2. Whom do you know who is good at solving crosswords, puzzles, riddles, rubic cubes, etc.?
3. Tell about a time when you saw “the handwriting on the wall”. How did you feel? What did you do? What happened?
4. Given this script for a scene in a mystery thriller to be developed by you as the movie director, how would you underscore the drama, musically? Where would you place the drum roll, crescendo, cymbals and taps? Where would you place the minor and major keys in dissonance, and in resolution?
5. As the movie director, how would you set the stage? What special effects would you use for the mysterious handwriting on the wall? What close-cropped visuals and panning shots of the audience would you weave in for greatest effect?
6. What flashbacks to Nebuchadnezzar’s reign would provide contrasting relief and background insight to the drama here?

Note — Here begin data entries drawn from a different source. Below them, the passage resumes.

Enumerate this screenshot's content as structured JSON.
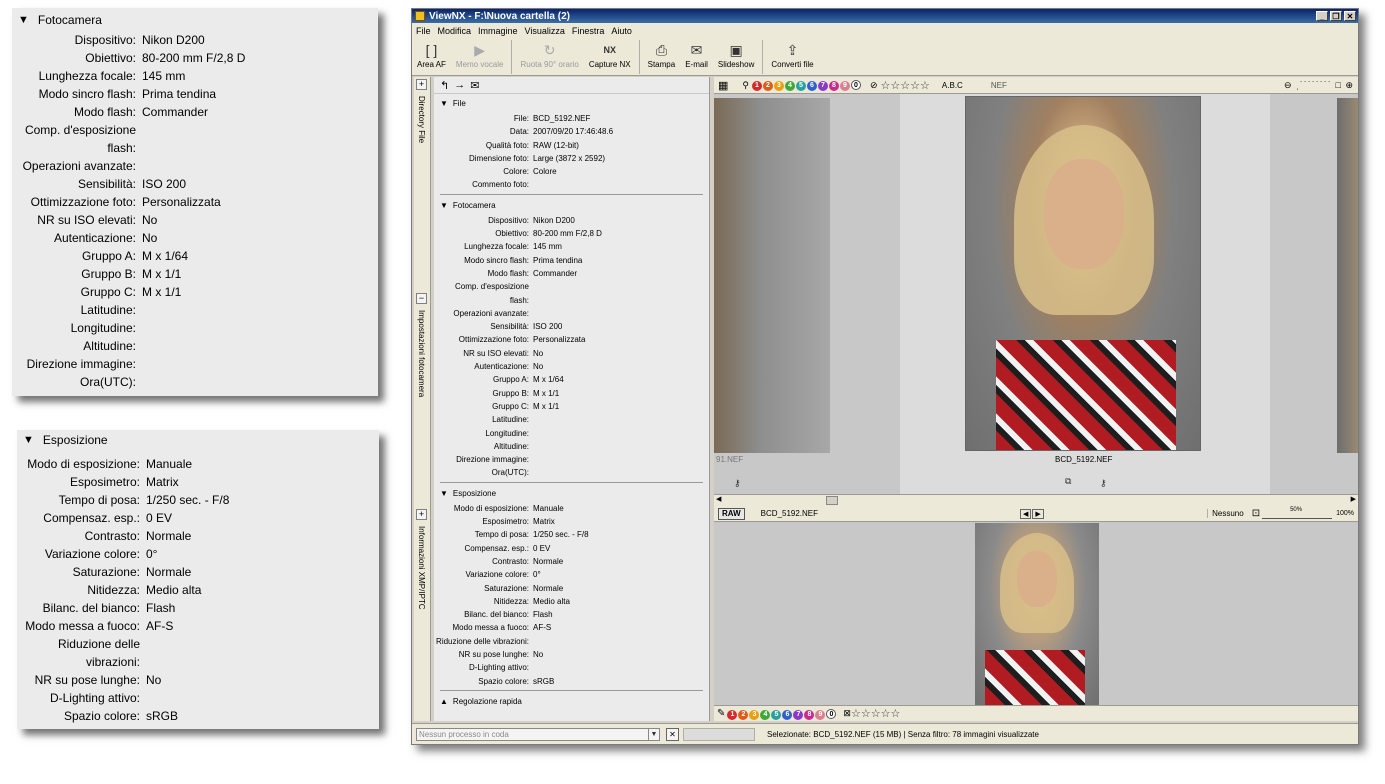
{
  "zoom_fotocamera": {
    "title": "Fotocamera",
    "rows": [
      {
        "label": "Dispositivo:",
        "value": "Nikon D200"
      },
      {
        "label": "Obiettivo:",
        "value": "80-200 mm F/2,8 D"
      },
      {
        "label": "Lunghezza focale:",
        "value": "145 mm"
      },
      {
        "label": "Modo sincro flash:",
        "value": "Prima tendina"
      },
      {
        "label": "Modo flash:",
        "value": "Commander"
      },
      {
        "label": "Comp. d'esposizione flash:",
        "value": ""
      },
      {
        "label": "Operazioni avanzate:",
        "value": ""
      },
      {
        "label": "Sensibilità:",
        "value": "ISO 200"
      },
      {
        "label": "Ottimizzazione foto:",
        "value": "Personalizzata"
      },
      {
        "label": "NR su ISO elevati:",
        "value": "No"
      },
      {
        "label": "Autenticazione:",
        "value": "No"
      },
      {
        "label": "Gruppo A:",
        "value": "M x 1/64"
      },
      {
        "label": "Gruppo B:",
        "value": "M x 1/1"
      },
      {
        "label": "Gruppo C:",
        "value": "M x 1/1"
      },
      {
        "label": "Latitudine:",
        "value": ""
      },
      {
        "label": "Longitudine:",
        "value": ""
      },
      {
        "label": "Altitudine:",
        "value": ""
      },
      {
        "label": "Direzione immagine:",
        "value": ""
      },
      {
        "label": "Ora(UTC):",
        "value": ""
      }
    ]
  },
  "zoom_esposizione": {
    "title": "Esposizione",
    "rows": [
      {
        "label": "Modo di esposizione:",
        "value": "Manuale"
      },
      {
        "label": "Esposimetro:",
        "value": "Matrix"
      },
      {
        "label": "Tempo di posa:",
        "value": "1/250 sec. - F/8"
      },
      {
        "label": "Compensaz. esp.:",
        "value": "0 EV"
      },
      {
        "label": "Contrasto:",
        "value": "Normale"
      },
      {
        "label": "Variazione colore:",
        "value": "0°"
      },
      {
        "label": "Saturazione:",
        "value": "Normale"
      },
      {
        "label": "Nitidezza:",
        "value": "Medio alta"
      },
      {
        "label": "Bilanc. del bianco:",
        "value": "Flash"
      },
      {
        "label": "Modo messa a fuoco:",
        "value": "AF-S"
      },
      {
        "label": "Riduzione delle vibrazioni:",
        "value": ""
      },
      {
        "label": "NR su pose lunghe:",
        "value": "No"
      },
      {
        "label": "D-Lighting attivo:",
        "value": ""
      },
      {
        "label": "Spazio colore:",
        "value": "sRGB"
      }
    ]
  },
  "window": {
    "title": "ViewNX - F:\\Nuova cartella (2)",
    "buttons": {
      "minimize": "_",
      "restore": "❐",
      "close": "✕"
    }
  },
  "menu": [
    "File",
    "Modifica",
    "Immagine",
    "Visualizza",
    "Finestra",
    "Aiuto"
  ],
  "toolbar": [
    {
      "label": "Area AF",
      "icon": "[ ]",
      "enabled": true
    },
    {
      "label": "Memo vocale",
      "icon": "▶",
      "enabled": false
    },
    {
      "label": "Ruota 90° orario",
      "icon": "↻",
      "enabled": false
    },
    {
      "label": "Capture NX",
      "icon": "NX",
      "enabled": true
    },
    {
      "label": "Stampa",
      "icon": "⎙",
      "enabled": true
    },
    {
      "label": "E-mail",
      "icon": "✉",
      "enabled": true
    },
    {
      "label": "Slideshow",
      "icon": "▣",
      "enabled": true
    },
    {
      "label": "Converti file",
      "icon": "⇪",
      "enabled": true
    }
  ],
  "vertical_tabs": [
    "Directory File",
    "Impostazioni fotocamera",
    "Informazioni XMP/IPTC"
  ],
  "meta_file": {
    "title": "File",
    "rows": [
      {
        "label": "File:",
        "value": "BCD_5192.NEF"
      },
      {
        "label": "Data:",
        "value": "2007/09/20 17:46:48.6"
      },
      {
        "label": "Qualità foto:",
        "value": "RAW (12-bit)"
      },
      {
        "label": "Dimensione foto:",
        "value": "Large (3872 x 2592)"
      },
      {
        "label": "Colore:",
        "value": "Colore"
      },
      {
        "label": "Commento foto:",
        "value": ""
      }
    ]
  },
  "meta_fotocamera": {
    "title": "Fotocamera",
    "rows": [
      {
        "label": "Dispositivo:",
        "value": "Nikon D200"
      },
      {
        "label": "Obiettivo:",
        "value": "80-200 mm F/2,8 D"
      },
      {
        "label": "Lunghezza focale:",
        "value": "145 mm"
      },
      {
        "label": "Modo sincro flash:",
        "value": "Prima tendina"
      },
      {
        "label": "Modo flash:",
        "value": "Commander"
      },
      {
        "label": "Comp. d'esposizione flash:",
        "value": ""
      },
      {
        "label": "Operazioni avanzate:",
        "value": ""
      },
      {
        "label": "Sensibilità:",
        "value": "ISO 200"
      },
      {
        "label": "Ottimizzazione foto:",
        "value": "Personalizzata"
      },
      {
        "label": "NR su ISO elevati:",
        "value": "No"
      },
      {
        "label": "Autenticazione:",
        "value": "No"
      },
      {
        "label": "Gruppo A:",
        "value": "M x 1/64"
      },
      {
        "label": "Gruppo B:",
        "value": "M x 1/1"
      },
      {
        "label": "Gruppo C:",
        "value": "M x 1/1"
      },
      {
        "label": "Latitudine:",
        "value": ""
      },
      {
        "label": "Longitudine:",
        "value": ""
      },
      {
        "label": "Altitudine:",
        "value": ""
      },
      {
        "label": "Direzione immagine:",
        "value": ""
      },
      {
        "label": "Ora(UTC):",
        "value": ""
      }
    ]
  },
  "meta_esposizione": {
    "title": "Esposizione",
    "rows": [
      {
        "label": "Modo di esposizione:",
        "value": "Manuale"
      },
      {
        "label": "Esposimetro:",
        "value": "Matrix"
      },
      {
        "label": "Tempo di posa:",
        "value": "1/250 sec. - F/8"
      },
      {
        "label": "Compensaz. esp.:",
        "value": "0 EV"
      },
      {
        "label": "Contrasto:",
        "value": "Normale"
      },
      {
        "label": "Variazione colore:",
        "value": "0°"
      },
      {
        "label": "Saturazione:",
        "value": "Normale"
      },
      {
        "label": "Nitidezza:",
        "value": "Medio alta"
      },
      {
        "label": "Bilanc. del bianco:",
        "value": "Flash"
      },
      {
        "label": "Modo messa a fuoco:",
        "value": "AF-S"
      },
      {
        "label": "Riduzione delle vibrazioni:",
        "value": ""
      },
      {
        "label": "NR su pose lunghe:",
        "value": "No"
      },
      {
        "label": "D-Lighting attivo:",
        "value": ""
      },
      {
        "label": "Spazio colore:",
        "value": "sRGB"
      }
    ]
  },
  "regolazione": "Regolazione rapida",
  "label_colors": [
    "#d42a2a",
    "#e05a1a",
    "#e8a010",
    "#3ea83a",
    "#2aa0a0",
    "#3060d0",
    "#8a38c8",
    "#c82a90",
    "#d88090"
  ],
  "label_numbers": [
    "1",
    "2",
    "3",
    "4",
    "5",
    "6",
    "7",
    "8",
    "9",
    "0"
  ],
  "viewer": {
    "abc": "A.B.C",
    "filter_ext": "NEF",
    "left_caption": "91.NEF",
    "selected_caption": "BCD_5192.NEF",
    "raw_badge": "RAW",
    "filename": "BCD_5192.NEF",
    "picture_control": "Nessuno",
    "zoom_mid": "50%",
    "zoom_max": "100%"
  },
  "status": {
    "process_placeholder": "Nessun processo in coda",
    "text": "Selezionate: BCD_5192.NEF (15 MB) | Senza filtro: 78 immagini visualizzate"
  }
}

What sin has Belshazzar added to his father’s (verses 2 – 4)? How is this an insult to God? How is this even worse than his father’s sin (verses 22 and 23)?
7. What does Belshazzar’s reaction to the mysterious hand (verses 6 – 9) disclose about him? About his little, secure world? His guilt? His fear?
8. What does the king learn that money, things and promotions cannot buy, but only Daniel can supply? How is that point made by the queen (verses 10 – 12)? By Daniel (verse 17)?
9. What does Daniel’s rejection of flattery and rewards say about the authenticity of this man and his message?
10. What does the handwriting on the wall mean (verses 26 – 28)? How is that prophecy fulfilled (verse 30)? In accord with what prediction (see chapter 2:36 – 39)?
11. Compare the two kings’ portraits in chapter 5:29, 30 and chapter 4:34 – 37. Whom do they praise? What does that tell you about them? From their contrasting fates, what do you learn about God’s mercy and justice, power and authority?
12. What contemporary examples come to mind of people mocking God by demeaning sacred things, as Belshazzar did with the temple goblets? Does it seem God is quick, or slow, to judge sacrilegious behavior? Why?
13. What have you learned from your parents or predecessors? Why do people often fail to learn from the past?
14. What would you do if you were offered position and/or power as a way to buy your vote or pre-determine your thinking?
Who actually killed Belshazzar is not known, but presumably it was Darius the Mede. Yet that only compounds the issue, because the identity of Darius is itself unclear. He is definitely not the great Darius of Persia who will come to power some 20 years later. Most speculation centers on a man by the name of Gobryas (or Gubaru), who is sometimes identified as an ally of Cyrus and the governor of the Gutium peoples (who took Babylon from the Babylonians).